Now, it’s election day. Voter turnout is expected to be low due to voter apathy and distrust of city government.
City Council President Nury Martinez, who previously represented District 6, Resigned in October after leaked audio of a caucus she attended recorded her racist remarks.
Mike Sanchez, a spokesman for the LA County Registrar’s Office, said the vote centers opened a week and a half ago, but only 108 people have used them. Four additional vote centers will open in the county on Tuesday.
Mr. Sanchez said more than 8,000 vote-by-mail ballots had been returned to the county through Monday. In total, more than 118,000 registered voters were sent a ballot.
Candidates include political novices, former and current aides to elected officials, and community volunteers.
Marisa Alcaraz is a top advisor to City Councilor Curren Price; Rose Grigoryan runs a marketing agency; Isaac Kim has a men’s hair and skin care company;, Imelda Padilla worked as a community organizer; Marco Santana works at LA Family Housing; Antoinette Scully is the national organizer at the United Universalist Women’s League; and Douglas Sierra recently worked at the management consulting firm Monitor Deloitte.
The race is nonpartisan, but all candidates, except one, are registered Democrats. (Grigoryan’s voter registration is “nonpartisan.”)
Voters can find a vote center or drop box by visiting website. District 6 occupies all or part of the neighborhoods of Lake Balboa, Van Nuys, Panorama City, Arleta, North Hills, North Hollywood and Sun Valley.
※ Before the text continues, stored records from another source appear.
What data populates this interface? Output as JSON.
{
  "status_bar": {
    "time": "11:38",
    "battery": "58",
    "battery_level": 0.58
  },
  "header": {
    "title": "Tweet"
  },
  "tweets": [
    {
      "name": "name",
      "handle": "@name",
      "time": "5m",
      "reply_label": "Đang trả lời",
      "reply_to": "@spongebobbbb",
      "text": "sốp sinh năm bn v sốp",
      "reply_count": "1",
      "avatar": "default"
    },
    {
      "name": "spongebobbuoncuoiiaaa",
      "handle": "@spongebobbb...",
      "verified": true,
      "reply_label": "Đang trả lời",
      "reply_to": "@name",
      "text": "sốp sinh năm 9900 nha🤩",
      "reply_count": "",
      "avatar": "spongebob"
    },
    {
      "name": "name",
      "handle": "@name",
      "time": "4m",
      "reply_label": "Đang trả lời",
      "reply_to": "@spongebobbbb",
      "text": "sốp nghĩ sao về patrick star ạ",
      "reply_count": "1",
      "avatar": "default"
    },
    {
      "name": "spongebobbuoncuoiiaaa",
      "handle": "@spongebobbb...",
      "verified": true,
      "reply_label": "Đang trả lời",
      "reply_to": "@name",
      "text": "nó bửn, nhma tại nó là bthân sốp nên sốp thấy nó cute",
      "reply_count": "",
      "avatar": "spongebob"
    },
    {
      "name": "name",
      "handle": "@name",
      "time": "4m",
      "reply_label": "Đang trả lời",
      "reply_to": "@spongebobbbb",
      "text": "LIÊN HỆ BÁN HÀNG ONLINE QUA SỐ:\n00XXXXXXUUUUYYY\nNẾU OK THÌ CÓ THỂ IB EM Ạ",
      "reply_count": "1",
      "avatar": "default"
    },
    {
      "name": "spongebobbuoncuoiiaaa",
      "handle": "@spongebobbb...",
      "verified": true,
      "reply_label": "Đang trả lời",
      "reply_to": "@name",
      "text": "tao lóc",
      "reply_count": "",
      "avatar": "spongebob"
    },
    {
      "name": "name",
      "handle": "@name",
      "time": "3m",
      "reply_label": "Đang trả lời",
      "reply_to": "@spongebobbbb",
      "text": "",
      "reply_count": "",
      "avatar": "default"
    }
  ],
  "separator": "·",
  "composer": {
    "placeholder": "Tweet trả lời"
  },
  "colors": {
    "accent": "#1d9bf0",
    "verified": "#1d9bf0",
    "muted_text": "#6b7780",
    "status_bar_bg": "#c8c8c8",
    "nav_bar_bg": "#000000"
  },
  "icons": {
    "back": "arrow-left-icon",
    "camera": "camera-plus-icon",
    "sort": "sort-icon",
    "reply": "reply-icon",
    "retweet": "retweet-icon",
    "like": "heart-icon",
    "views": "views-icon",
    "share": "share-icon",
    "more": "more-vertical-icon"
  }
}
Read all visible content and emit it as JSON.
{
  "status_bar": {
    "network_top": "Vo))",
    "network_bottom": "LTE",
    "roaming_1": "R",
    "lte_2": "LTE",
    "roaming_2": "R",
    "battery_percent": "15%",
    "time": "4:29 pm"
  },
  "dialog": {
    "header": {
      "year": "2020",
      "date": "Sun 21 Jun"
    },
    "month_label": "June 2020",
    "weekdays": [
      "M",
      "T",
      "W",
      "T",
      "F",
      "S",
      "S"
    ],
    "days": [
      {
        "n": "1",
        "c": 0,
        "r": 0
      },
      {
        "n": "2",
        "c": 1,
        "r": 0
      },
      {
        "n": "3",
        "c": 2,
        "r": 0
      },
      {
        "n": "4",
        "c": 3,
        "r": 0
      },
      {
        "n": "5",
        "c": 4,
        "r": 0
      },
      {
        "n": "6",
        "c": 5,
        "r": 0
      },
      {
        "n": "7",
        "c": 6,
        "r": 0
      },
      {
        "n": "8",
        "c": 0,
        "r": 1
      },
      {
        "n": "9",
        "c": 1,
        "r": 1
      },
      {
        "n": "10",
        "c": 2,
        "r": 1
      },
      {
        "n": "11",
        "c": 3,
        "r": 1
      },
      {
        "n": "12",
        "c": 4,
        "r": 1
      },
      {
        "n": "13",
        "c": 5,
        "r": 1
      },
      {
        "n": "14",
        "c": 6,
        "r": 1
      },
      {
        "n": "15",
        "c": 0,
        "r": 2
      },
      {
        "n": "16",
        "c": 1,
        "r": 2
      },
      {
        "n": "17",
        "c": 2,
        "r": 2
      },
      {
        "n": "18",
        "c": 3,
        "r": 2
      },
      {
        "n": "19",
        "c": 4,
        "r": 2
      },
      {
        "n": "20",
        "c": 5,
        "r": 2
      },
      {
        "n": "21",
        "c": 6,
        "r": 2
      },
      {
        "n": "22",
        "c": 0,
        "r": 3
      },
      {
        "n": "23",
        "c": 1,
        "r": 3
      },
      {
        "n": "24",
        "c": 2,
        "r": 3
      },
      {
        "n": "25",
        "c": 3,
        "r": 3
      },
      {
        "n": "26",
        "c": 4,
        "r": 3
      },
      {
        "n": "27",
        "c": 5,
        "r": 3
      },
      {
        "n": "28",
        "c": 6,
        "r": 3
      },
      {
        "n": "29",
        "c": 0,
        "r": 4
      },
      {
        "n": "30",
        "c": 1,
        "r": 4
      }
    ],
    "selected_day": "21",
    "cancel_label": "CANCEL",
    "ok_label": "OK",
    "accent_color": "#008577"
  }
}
The first batch of results will be announced shortly after the polls close on Tuesday. That tally will include all or most of the ballots returned prior to election day.
Vote-by-mail ballots postmarked prior to election day will be accepted until April 11.
If no candidate receives more than 50% of the vote in Tuesday’s election, a June contest between the top two finishers is planned.
The winner will face another election for the seat in March 2024, when Martinez’s term is coming to an end.
Homelessness became one of the top issues in the race. Several candidates have differing opinions on 41.18, the law that allows council members to designate no-camping areas for the homeless.
Candidates Kim, Scully and Santana have all said they will vote to repeal the law. Alcaraz and Padilla endorse 41.18, arguing that there should be restrictions around schools, parks and other areas.
The biggest drama in the race revolves around the campaigners. A door hanger sent by Santana’s campaign solicited complaints from LA . County Democrats because the hangman said the candidate was endorsed by the Democratic Party. (County Democrats disapproved in the race.)
Scott Mann, Santana’s communications director, defended the flyer by saying Santana has the support of several Democratic clubs, including the San Fernando Valley Democratic Party.
A parcel sent by a committee affiliated with the United Local 700 Food & Commercial Workers was also criticized after the parcel incorrectly claimed that Alcaraz had been endorsed by the Spanish-language newspaper La Opinión. . The newspaper did not confirm anyone, and the union, which is supporting Alcaraz, issued an apology.